NBC was the first major US TV network to report (through the quarterly report of its parent, General Electric) second quarter results. It followed Gannett, the country’s biggest newspaper group (and a TV station owner) which reported its second quarter figures two days earlier. Gannett said its TV revenues were down 19.7% in the second quarter and broadcasting revenues were $US153 million in the quarter compared to $US192.6 million in the same quarter a year ago, a decrease of 20.6%.

NBC will be hit by the absence of last summer’s Beijing Olympics and its revenues and profits from the current quarter, and political advertising from the next two quarters (from 2008’s US Presidential and Congressional elections).

Management tried to suggest that they could see some encouraging developments in the ad markets, but that’s overly optimistic. The networks are cutting ad rates because advertisers won’t commit. NBC, like other networks, have been unable to pre-sell as much advertising ahead of the start of the 2009-10 season in six weeks or so time (the so-called upfront selling season).

Normally the networks sell around 80% of their TV ad inventory to big media buying groups ahead of the start of the new season, but US reports say they’ve been forced to retain much of their unsold ad time to try and sell as the season unfolds. That’ll put the US TV market on a similar footing to Australia’s, especially now with the market in both countries “soft and short”, with advertisers not committing until the last moment and driving down rates.

According to US advertising media: ABC, CBS and Fox last week cut ad rates by 1% to 3% in an attempt to get advertisers interested. Ad Age said some advertisers say they want twice that price rollback; NBC reportedly is offering mid-to-high single digit unit price cuts to encourage advertisers to also spend money on its cable networks as well as the Free To Air channel.

While GE surprised with a bigger than expected 17% fall in revenues in the second quarter, NBC’s were off 9% to $US3.6 billion. But that included the Universal film and theme parks business. Network ad revenues were down sharply, according to US analysts, and earnings dropped 41%, after a 40% plus fall in the first quarter.
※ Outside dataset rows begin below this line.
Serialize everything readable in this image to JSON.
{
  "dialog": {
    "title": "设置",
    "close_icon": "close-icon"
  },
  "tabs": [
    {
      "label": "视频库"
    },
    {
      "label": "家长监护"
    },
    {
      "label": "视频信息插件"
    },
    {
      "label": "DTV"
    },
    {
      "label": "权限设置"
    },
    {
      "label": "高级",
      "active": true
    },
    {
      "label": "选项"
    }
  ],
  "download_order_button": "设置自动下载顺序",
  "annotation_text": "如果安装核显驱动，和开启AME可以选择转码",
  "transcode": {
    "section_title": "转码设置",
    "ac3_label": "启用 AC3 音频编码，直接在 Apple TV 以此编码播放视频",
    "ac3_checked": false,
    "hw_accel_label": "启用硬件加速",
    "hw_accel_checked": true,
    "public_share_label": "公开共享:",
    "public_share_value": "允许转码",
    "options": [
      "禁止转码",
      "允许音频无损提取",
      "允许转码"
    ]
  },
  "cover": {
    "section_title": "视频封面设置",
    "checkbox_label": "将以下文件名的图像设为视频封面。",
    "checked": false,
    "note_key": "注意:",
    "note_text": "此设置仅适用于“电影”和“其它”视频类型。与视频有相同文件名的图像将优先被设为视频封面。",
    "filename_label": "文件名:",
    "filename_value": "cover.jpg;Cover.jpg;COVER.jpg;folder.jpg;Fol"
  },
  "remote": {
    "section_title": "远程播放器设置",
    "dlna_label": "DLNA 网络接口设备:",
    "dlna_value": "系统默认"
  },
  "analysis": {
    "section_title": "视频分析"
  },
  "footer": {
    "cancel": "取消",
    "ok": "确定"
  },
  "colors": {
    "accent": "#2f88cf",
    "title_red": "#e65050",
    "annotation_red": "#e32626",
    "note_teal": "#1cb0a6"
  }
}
GE’s chief financial officer Keith Sherin told a phone conference with analysts that the upfront ad selling season at its NBC broadcast network has been “slow,” and the company plans to hold onto more inventory than usual heading into the new TV season. Other top media companies, including Walt Disney Co, Viacom Inc, CBS Corp and News Corp, will post second quarter results over the coming weeks, with investors watching whether predictions executives made three months ago that spending had steadied prove true.

Reuters reported that NBC Universal Chief Executive Jeff Zucker told staff in a memo after the parent’s results were released, that the company is “seeing signs of life in local and national advertising” and is hopeful it will witness “better earnings growth in the second half of the year.”

But he added: “The negatives are the same ones that are dragging down the results of every media company: Advertisers are skittish about the economy and marketing budgets are easy targets.”

He also said consumers continued to scale back on discretionary purchases, hurting sales of NBC Universal’s DVDs and visits to its theme parks. The latest quarter’s results were also hit by a write-down of its ION Media stake and a limited number of DVD releases.